R/S: Do you collect contemporary objects—the collectibles of the future?
MICKEY MCGOWAN: I have to admit the ’80s haven’t been as rewarding as previous decades. I’ve acquired a few yuppie objects, but right now I’m focusing on ’70s artifacts like the pet rock, Farrah Fawcett memorabilia, Dukes of Hazzard mugs, and things related to car chase programs like Starsky & Hutch. From the ’80s I’ve collected Cabbage Patch Kids, Masters of the Universe memorabilia, and Garbage Pail Kids bubble gum cards. Anything from the year I was born to the present day is fair game. I try not to go beyond those years; there’s no “antiques” here.

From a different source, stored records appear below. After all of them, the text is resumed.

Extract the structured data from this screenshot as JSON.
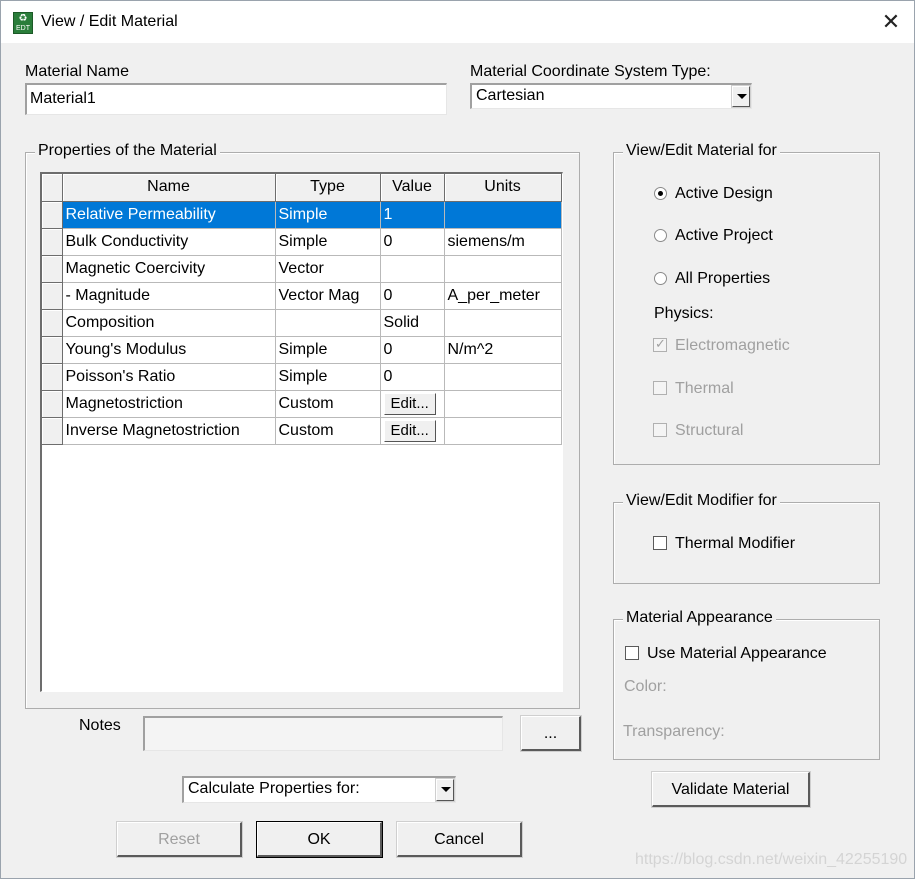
{
  "window": {
    "title": "View / Edit Material",
    "icon_label_top": "♻",
    "icon_label_bottom": "EDT",
    "close_icon": "✕"
  },
  "material_name": {
    "label": "Material Name",
    "value": "Material1"
  },
  "coord_system": {
    "label": "Material Coordinate System Type:",
    "value": "Cartesian"
  },
  "properties": {
    "group_title": "Properties of the Material",
    "columns": [
      "Name",
      "Type",
      "Value",
      "Units"
    ],
    "rows": [
      {
        "name": "Relative Permeability",
        "type": "Simple",
        "value": "1",
        "units": "",
        "selected": true
      },
      {
        "name": "Bulk Conductivity",
        "type": "Simple",
        "value": "0",
        "units": "siemens/m"
      },
      {
        "name": "Magnetic Coercivity",
        "type": "Vector",
        "value": "",
        "units": ""
      },
      {
        "name": "-  Magnitude",
        "type": "Vector Mag",
        "value": "0",
        "units": "A_per_meter"
      },
      {
        "name": "Composition",
        "type": "",
        "value": "Solid",
        "units": ""
      },
      {
        "name": "Young's Modulus",
        "type": "Simple",
        "value": "0",
        "units": "N/m^2"
      },
      {
        "name": "Poisson's Ratio",
        "type": "Simple",
        "value": "0",
        "units": ""
      },
      {
        "name": "Magnetostriction",
        "type": "Custom",
        "value_button": "Edit...",
        "units": ""
      },
      {
        "name": "Inverse Magnetostriction",
        "type": "Custom",
        "value_button": "Edit...",
        "units": ""
      }
    ]
  },
  "view_edit_for": {
    "group_title": "View/Edit Material for",
    "options": [
      "Active Design",
      "Active Project",
      "All Properties"
    ],
    "selected": "Active Design",
    "physics_label": "Physics:",
    "physics": [
      {
        "label": "Electromagnetic",
        "checked": true
      },
      {
        "label": "Thermal",
        "checked": false
      },
      {
        "label": "Structural",
        "checked": false
      }
    ]
  },
  "modifier": {
    "group_title": "View/Edit Modifier for",
    "checkbox_label": "Thermal Modifier"
  },
  "appearance": {
    "group_title": "Material Appearance",
    "checkbox_label": "Use Material Appearance",
    "color_label": "Color:",
    "transparency_label": "Transparency:"
  },
  "notes": {
    "label": "Notes",
    "value": "",
    "browse_label": "..."
  },
  "calculate": {
    "value": "Calculate Properties for:"
  },
  "buttons": {
    "validate": "Validate Material",
    "reset": "Reset",
    "ok": "OK",
    "cancel": "Cancel"
  },
  "watermark": "https://blog.csdn.net/weixin_42255190"
}
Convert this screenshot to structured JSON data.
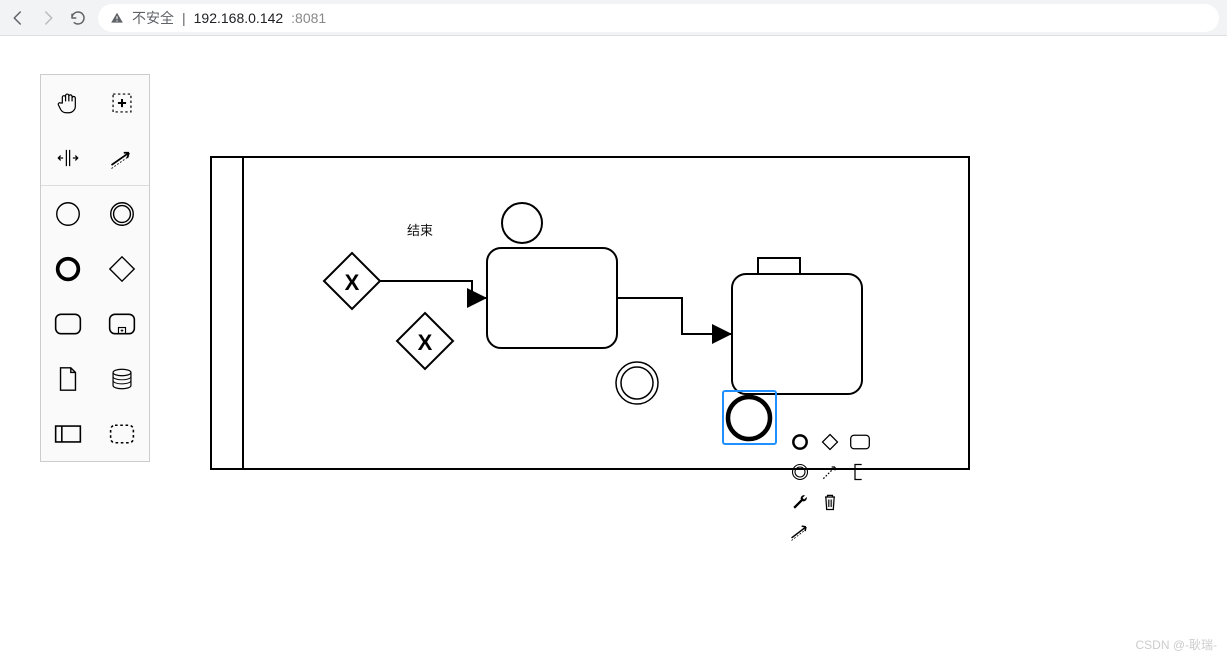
{
  "browser": {
    "insecure_label": "不安全",
    "address_host": "192.168.0.142",
    "address_port": ":8081"
  },
  "palette": {
    "items": [
      {
        "name": "hand-tool",
        "icon": "hand"
      },
      {
        "name": "lasso-tool",
        "icon": "lasso"
      },
      {
        "name": "space-tool",
        "icon": "space"
      },
      {
        "name": "connect-tool",
        "icon": "connect"
      },
      {
        "name": "start-event",
        "icon": "circle-thin"
      },
      {
        "name": "intermediate-event",
        "icon": "circle-double"
      },
      {
        "name": "end-event",
        "icon": "circle-thick"
      },
      {
        "name": "gateway",
        "icon": "diamond"
      },
      {
        "name": "task",
        "icon": "rounded-rect"
      },
      {
        "name": "subprocess",
        "icon": "subprocess"
      },
      {
        "name": "data-object",
        "icon": "page"
      },
      {
        "name": "data-store",
        "icon": "cylinder"
      },
      {
        "name": "participant",
        "icon": "rect"
      },
      {
        "name": "group",
        "icon": "dashed-rect"
      }
    ]
  },
  "diagram": {
    "lane_title": "",
    "labels": {
      "end_label": "结束"
    },
    "nodes": {
      "gateway1": {
        "letter": "X"
      },
      "gateway2": {
        "letter": "X"
      }
    }
  },
  "context_pad": {
    "items": [
      "end-event-icon",
      "gateway-icon",
      "task-icon",
      "intermediate-event-icon",
      "connect-dashed-icon",
      "text-annotation-icon",
      "wrench-icon",
      "trash-icon",
      "",
      "connect-arrow-icon",
      "",
      ""
    ]
  },
  "watermark": "CSDN @-耿瑞-"
}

Endless vistas of memory unfold as you walk through the Museum. The kitchen alone reveals the fantasy heroes of the food empires: Bob’s Big Boy, the Kentucky Colonel, the Pillsbury Doughboy, Mister Potato Head, Davy Crockett—all the icons that have been put on food items, lunch pails, thermos bottles and serving trays. The only contemporary items are paper cups with the straws and the lids from Round Table Pizza and other fast-food joints. In the future those will be important and revealing—as well as any form of hamburger packaging. The museum is a mirror held up to the last four decades of American history; it’s there to reflect back your life.
The Museum is very popular with teenagers, many of whom are experts on the Brady Bunch—they know more about them than most people who lived through the ’60s. In this day and age when everybody moves frequently and storage costs are astronomical, not everyone has been able to drag their heritage with them . . . except in one place [points to head] where the rent is free. The memory cells will always be there, and at any moment they can be stirred up and accessed by the proper cue and artwork. And that’s what I’m after: to stir up those thoughts . . .